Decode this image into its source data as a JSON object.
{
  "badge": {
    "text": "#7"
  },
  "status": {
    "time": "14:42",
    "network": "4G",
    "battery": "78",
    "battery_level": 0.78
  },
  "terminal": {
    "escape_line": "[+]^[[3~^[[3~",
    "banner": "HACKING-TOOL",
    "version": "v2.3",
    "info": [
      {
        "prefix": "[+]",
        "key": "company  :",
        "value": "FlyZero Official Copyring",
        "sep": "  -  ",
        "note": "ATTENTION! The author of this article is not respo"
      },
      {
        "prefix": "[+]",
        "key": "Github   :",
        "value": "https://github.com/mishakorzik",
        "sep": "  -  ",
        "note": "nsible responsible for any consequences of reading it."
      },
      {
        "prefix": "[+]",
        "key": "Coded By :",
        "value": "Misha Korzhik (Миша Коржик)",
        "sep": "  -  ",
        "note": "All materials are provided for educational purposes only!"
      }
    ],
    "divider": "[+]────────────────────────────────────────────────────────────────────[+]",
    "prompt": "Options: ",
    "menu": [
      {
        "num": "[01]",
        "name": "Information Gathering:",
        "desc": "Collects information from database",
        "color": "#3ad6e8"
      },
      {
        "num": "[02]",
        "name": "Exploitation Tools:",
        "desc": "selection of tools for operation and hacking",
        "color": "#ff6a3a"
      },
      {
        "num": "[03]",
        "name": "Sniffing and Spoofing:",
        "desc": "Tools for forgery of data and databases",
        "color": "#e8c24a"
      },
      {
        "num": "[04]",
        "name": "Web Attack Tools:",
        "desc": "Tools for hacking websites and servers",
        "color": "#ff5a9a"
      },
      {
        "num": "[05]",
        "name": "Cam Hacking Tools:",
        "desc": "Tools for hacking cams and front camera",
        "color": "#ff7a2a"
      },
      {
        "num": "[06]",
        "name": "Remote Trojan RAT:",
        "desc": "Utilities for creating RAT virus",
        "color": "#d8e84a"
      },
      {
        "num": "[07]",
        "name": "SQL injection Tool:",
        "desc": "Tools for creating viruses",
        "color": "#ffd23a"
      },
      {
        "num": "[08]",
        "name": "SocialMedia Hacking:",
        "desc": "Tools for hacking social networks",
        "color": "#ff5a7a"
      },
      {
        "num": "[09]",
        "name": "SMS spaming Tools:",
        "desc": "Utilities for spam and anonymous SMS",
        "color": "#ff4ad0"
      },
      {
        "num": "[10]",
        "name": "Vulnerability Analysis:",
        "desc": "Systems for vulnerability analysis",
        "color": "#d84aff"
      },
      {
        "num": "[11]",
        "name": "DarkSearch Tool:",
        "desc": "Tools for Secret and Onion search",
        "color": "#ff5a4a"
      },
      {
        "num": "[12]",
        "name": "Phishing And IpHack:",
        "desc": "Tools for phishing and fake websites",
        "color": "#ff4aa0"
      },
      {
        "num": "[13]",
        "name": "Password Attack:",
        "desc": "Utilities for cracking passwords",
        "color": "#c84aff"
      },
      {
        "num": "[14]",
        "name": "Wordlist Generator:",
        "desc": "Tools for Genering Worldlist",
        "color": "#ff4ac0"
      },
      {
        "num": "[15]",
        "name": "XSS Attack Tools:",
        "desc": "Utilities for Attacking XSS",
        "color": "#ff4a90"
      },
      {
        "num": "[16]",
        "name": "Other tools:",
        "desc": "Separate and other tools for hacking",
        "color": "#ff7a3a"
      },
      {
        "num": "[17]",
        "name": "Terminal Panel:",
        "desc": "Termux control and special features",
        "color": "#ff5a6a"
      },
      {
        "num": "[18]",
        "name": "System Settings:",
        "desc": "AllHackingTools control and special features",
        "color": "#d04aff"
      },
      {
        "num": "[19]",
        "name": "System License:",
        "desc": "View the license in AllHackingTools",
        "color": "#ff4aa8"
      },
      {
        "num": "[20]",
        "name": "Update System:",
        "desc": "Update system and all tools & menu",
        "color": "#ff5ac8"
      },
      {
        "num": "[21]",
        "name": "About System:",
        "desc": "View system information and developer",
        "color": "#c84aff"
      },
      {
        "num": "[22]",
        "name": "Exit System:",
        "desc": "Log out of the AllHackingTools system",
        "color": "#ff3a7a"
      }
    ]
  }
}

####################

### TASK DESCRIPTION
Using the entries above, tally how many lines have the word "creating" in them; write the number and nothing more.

### SOLUTION FOR THIS PROBLEM
2